■ **Exercise instructions**: Restate the data exactly as given and keep the pictures out.

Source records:
#####

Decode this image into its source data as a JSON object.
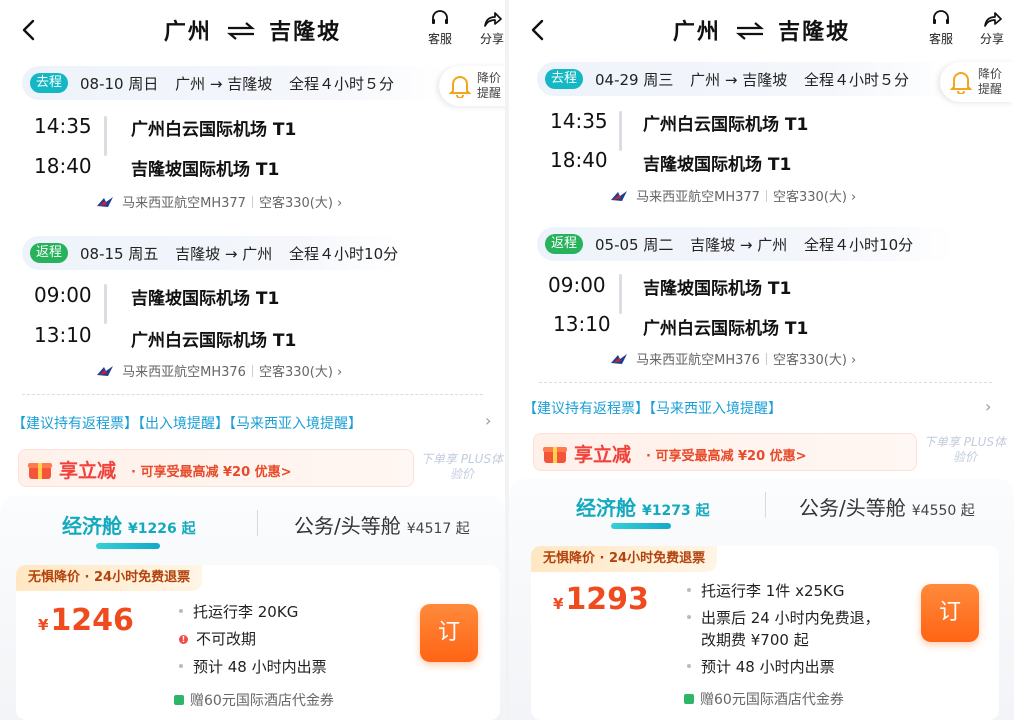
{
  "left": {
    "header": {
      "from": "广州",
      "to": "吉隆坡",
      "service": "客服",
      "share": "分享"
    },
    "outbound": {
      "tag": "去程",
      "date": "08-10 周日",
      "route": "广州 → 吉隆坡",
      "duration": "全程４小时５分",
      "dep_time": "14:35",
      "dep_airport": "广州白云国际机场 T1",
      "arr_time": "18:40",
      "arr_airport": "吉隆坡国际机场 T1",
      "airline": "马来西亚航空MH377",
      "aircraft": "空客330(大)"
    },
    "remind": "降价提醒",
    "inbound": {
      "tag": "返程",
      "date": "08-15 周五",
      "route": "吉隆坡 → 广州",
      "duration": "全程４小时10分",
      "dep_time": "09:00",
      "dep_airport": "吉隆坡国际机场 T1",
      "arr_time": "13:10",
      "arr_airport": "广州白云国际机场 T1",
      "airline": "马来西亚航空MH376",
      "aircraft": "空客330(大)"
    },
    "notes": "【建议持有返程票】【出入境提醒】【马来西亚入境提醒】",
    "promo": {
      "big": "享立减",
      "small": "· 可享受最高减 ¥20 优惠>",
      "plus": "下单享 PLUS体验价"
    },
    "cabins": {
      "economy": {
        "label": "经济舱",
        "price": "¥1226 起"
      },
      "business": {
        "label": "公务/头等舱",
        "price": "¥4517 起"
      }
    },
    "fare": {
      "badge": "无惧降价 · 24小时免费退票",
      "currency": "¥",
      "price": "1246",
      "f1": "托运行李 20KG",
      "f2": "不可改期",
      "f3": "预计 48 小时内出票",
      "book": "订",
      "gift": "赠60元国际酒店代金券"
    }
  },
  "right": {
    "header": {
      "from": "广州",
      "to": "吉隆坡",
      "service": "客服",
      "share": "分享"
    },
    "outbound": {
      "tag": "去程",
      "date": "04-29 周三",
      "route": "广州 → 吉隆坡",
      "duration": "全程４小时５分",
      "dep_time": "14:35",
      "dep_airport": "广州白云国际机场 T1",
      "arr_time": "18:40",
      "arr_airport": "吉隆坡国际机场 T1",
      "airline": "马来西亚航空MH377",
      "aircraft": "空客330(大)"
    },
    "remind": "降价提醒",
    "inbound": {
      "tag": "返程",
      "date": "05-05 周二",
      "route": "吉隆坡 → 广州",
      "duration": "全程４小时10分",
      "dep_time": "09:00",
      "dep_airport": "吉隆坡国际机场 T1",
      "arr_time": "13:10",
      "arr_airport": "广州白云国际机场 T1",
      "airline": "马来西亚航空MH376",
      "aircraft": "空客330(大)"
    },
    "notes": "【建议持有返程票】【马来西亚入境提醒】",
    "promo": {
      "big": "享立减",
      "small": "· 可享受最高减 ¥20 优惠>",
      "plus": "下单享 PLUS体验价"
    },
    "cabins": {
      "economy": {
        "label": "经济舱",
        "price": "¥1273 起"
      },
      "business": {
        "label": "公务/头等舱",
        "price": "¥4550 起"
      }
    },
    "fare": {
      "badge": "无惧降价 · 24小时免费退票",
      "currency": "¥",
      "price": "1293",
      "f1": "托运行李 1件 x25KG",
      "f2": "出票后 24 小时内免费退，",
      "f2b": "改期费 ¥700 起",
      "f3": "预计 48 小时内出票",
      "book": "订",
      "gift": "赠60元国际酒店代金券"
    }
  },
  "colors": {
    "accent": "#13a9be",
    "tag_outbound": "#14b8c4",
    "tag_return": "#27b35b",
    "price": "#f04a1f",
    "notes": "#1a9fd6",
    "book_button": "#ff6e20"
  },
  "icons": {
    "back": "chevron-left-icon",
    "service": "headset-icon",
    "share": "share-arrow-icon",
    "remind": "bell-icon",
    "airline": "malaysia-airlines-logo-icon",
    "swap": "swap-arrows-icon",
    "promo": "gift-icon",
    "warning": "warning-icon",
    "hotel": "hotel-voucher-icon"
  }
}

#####

■ **Task result**:
Decode this image into its source data as a JSON object.
{
  "left": {
    "header": {
      "from": "广州",
      "to": "吉隆坡",
      "service": "客服",
      "share": "分享"
    },
    "outbound": {
      "tag": "去程",
      "date": "08-10 周日",
      "route": "广州 → 吉隆坡",
      "duration": "全程４小时５分",
      "dep_time": "14:35",
      "dep_airport": "广州白云国际机场 T1",
      "arr_time": "18:40",
      "arr_airport": "吉隆坡国际机场 T1",
      "airline": "马来西亚航空MH377",
      "aircraft": "空客330(大)"
    },
    "remind": "降价提醒",
    "inbound": {
      "tag": "返程",
      "date": "08-15 周五",
      "route": "吉隆坡 → 广州",
      "duration": "全程４小时10分",
      "dep_time": "09:00",
      "dep_airport": "吉隆坡国际机场 T1",
      "arr_time": "13:10",
      "arr_airport": "广州白云国际机场 T1",
      "airline": "马来西亚航空MH376",
      "aircraft": "空客330(大)"
    },
    "notes": "【建议持有返程票】【出入境提醒】【马来西亚入境提醒】",
    "promo": {
      "big": "享立减",
      "small": "· 可享受最高减 ¥20 优惠>",
      "plus": "下单享 PLUS体验价"
    },
    "cabins": {
      "economy": {
        "label": "经济舱",
        "price": "¥1226 起"
      },
      "business": {
        "label": "公务/头等舱",
        "price": "¥4517 起"
      }
    },
    "fare": {
      "badge": "无惧降价 · 24小时免费退票",
      "currency": "¥",
      "price": "1246",
      "f1": "托运行李 20KG",
      "f2": "不可改期",
      "f3": "预计 48 小时内出票",
      "book": "订",
      "gift": "赠60元国际酒店代金券"
    }
  },
  "right": {
    "header": {
      "from": "广州",
      "to": "吉隆坡",
      "service": "客服",
      "share": "分享"
    },
    "outbound": {
      "tag": "去程",
      "date": "04-29 周三",
      "route": "广州 → 吉隆坡",
      "duration": "全程４小时５分",
      "dep_time": "14:35",
      "dep_airport": "广州白云国际机场 T1",
      "arr_time": "18:40",
      "arr_airport": "吉隆坡国际机场 T1",
      "airline": "马来西亚航空MH377",
      "aircraft": "空客330(大)"
    },
    "remind": "降价提醒",
    "inbound": {
      "tag": "返程",
      "date": "05-05 周二",
      "route": "吉隆坡 → 广州",
      "duration": "全程４小时10分",
      "dep_time": "09:00",
      "dep_airport": "吉隆坡国际机场 T1",
      "arr_time": "13:10",
      "arr_airport": "广州白云国际机场 T1",
      "airline": "马来西亚航空MH376",
      "aircraft": "空客330(大)"
    },
    "notes": "【建议持有返程票】【马来西亚入境提醒】",
    "promo": {
      "big": "享立减",
      "small": "· 可享受最高减 ¥20 优惠>",
      "plus": "下单享 PLUS体验价"
    },
    "cabins": {
      "economy": {
        "label": "经济舱",
        "price": "¥1273 起"
      },
      "business": {
        "label": "公务/头等舱",
        "price": "¥4550 起"
      }
    },
    "fare": {
      "badge": "无惧降价 · 24小时免费退票",
      "currency": "¥",
      "price": "1293",
      "f1": "托运行李 1件 x25KG",
      "f2": "出票后 24 小时内免费退，",
      "f2b": "改期费 ¥700 起",
      "f3": "预计 48 小时内出票",
      "book": "订",
      "gift": "赠60元国际酒店代金券"
    }
  },
  "colors": {
    "accent": "#13a9be",
    "tag_outbound": "#14b8c4",
    "tag_return": "#27b35b",
    "price": "#f04a1f",
    "notes": "#1a9fd6",
    "book_button": "#ff6e20"
  },
  "icons": {
    "back": "chevron-left-icon",
    "service": "headset-icon",
    "share": "share-arrow-icon",
    "remind": "bell-icon",
    "airline": "malaysia-airlines-logo-icon",
    "swap": "swap-arrows-icon",
    "promo": "gift-icon",
    "warning": "warning-icon",
    "hotel": "hotel-voucher-icon"
  }
}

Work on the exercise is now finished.